The Adverse Childhood Experiences (ACEs) study looked at the following broad types of negative childhood experience:

Over 17,000 people who had health insurance completed a survey about their childhood experiences and current habits and behaviors. Researchers compared the number of ACEs (between 0 and 10) each person reported to their medical health record. (Note: while the study looked at 10 types of negative childhood experiences, there are many more possible sources of trauma.)

 

The ACEs study revealed strong links between adverse childhood experiences and risky behavior, psychological problems, serious illness, and life expectancy. In fact, on average people with six or more ACEs died nearly 20 years earlier than those with no ACEs.

 

Want to know your ACE score? You can find the assessment online at http://bit.ly/1W34LaB.

 

But let’s be clear: an ACE score isn’t a crystal ball.
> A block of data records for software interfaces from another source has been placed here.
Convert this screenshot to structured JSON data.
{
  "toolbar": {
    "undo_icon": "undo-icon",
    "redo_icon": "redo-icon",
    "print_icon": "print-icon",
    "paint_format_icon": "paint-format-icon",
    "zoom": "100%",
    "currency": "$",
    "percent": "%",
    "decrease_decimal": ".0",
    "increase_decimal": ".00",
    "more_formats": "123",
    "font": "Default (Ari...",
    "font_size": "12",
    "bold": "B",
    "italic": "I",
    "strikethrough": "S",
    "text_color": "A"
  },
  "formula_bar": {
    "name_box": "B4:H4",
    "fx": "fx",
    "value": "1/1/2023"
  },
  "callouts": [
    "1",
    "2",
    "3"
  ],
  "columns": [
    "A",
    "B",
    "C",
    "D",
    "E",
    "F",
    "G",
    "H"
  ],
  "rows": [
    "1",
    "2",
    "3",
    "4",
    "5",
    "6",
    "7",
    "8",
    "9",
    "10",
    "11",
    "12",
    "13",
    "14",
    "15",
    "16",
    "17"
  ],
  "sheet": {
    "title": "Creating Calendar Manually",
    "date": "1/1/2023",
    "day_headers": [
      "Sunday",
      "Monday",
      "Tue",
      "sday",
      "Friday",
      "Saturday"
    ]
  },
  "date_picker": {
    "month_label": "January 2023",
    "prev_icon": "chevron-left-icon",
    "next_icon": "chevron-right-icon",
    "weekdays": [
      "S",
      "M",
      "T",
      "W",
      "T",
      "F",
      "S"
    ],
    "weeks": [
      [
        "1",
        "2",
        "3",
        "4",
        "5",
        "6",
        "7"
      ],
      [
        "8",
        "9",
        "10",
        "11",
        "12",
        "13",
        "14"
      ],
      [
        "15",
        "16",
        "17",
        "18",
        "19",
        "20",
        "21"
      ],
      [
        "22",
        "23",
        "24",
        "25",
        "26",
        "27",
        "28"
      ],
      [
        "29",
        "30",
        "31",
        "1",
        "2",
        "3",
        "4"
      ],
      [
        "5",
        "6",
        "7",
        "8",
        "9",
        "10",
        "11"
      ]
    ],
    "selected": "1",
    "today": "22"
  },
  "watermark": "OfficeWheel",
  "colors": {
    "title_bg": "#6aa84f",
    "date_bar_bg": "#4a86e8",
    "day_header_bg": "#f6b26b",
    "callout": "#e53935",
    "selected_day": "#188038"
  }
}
Assessments of ACEs don’t factor in positive experiences in early life that can help build resilience and mitigate the effects of trauma. Jack Shonkoff, a director of Harvard’s University Center on the Developing Child, noted in an interview with NPR that, “There are people with high ACE scores who do remarkably well.” According to Shonkoff, resilience builds throughout life. Close relationships are key (Starecheski, 2015).